*What is needed*.
Look for the word "Suite" in the records, and copy each line where it appears.
[[ Input data, beginning ]]
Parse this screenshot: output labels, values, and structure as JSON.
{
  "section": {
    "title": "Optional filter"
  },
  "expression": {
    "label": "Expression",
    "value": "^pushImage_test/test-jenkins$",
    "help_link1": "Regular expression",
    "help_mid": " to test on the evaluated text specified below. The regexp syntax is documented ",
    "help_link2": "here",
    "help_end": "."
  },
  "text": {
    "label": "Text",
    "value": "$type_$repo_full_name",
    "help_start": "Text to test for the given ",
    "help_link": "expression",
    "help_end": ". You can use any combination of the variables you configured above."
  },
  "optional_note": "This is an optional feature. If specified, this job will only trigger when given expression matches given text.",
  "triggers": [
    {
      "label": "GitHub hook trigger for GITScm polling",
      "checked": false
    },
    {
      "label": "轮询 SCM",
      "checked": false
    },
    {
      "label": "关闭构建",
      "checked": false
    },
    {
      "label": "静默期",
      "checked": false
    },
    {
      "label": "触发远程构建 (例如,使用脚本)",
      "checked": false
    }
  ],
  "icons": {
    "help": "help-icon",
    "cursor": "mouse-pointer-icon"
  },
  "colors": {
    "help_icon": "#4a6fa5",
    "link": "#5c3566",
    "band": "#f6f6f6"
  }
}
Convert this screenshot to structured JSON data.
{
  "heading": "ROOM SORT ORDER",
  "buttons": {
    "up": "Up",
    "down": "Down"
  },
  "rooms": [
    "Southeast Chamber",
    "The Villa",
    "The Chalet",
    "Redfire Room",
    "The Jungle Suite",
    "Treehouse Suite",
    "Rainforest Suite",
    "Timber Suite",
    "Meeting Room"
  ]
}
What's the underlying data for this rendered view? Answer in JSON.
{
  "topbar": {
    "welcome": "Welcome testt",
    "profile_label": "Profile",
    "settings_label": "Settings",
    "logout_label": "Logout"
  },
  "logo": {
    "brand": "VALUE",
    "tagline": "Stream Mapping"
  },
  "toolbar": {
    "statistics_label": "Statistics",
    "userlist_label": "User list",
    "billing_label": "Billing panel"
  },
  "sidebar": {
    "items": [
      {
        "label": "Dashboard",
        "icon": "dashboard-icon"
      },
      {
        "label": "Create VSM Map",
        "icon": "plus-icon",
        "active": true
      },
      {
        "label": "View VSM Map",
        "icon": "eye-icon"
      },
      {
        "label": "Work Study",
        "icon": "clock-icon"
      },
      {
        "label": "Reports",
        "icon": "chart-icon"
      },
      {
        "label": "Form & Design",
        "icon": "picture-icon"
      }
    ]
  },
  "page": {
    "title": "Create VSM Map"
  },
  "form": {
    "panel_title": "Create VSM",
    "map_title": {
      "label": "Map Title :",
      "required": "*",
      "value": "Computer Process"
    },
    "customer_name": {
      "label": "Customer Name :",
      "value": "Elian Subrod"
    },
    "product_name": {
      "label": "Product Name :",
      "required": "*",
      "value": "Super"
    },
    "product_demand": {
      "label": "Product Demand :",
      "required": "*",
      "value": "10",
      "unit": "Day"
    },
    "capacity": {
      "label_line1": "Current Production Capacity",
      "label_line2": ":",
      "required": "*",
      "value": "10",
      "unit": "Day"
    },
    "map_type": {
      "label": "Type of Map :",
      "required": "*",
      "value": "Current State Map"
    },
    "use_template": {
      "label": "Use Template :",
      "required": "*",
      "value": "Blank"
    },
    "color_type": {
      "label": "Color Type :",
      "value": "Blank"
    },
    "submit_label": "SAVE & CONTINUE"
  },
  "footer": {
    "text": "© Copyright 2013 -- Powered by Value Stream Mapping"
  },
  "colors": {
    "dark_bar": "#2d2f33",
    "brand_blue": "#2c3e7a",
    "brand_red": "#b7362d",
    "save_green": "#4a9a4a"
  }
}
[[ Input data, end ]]
*Response to this exercise*.
    "The Jungle Suite",
    "Treehouse Suite",
    "Rainforest Suite",
    "Timber Suite",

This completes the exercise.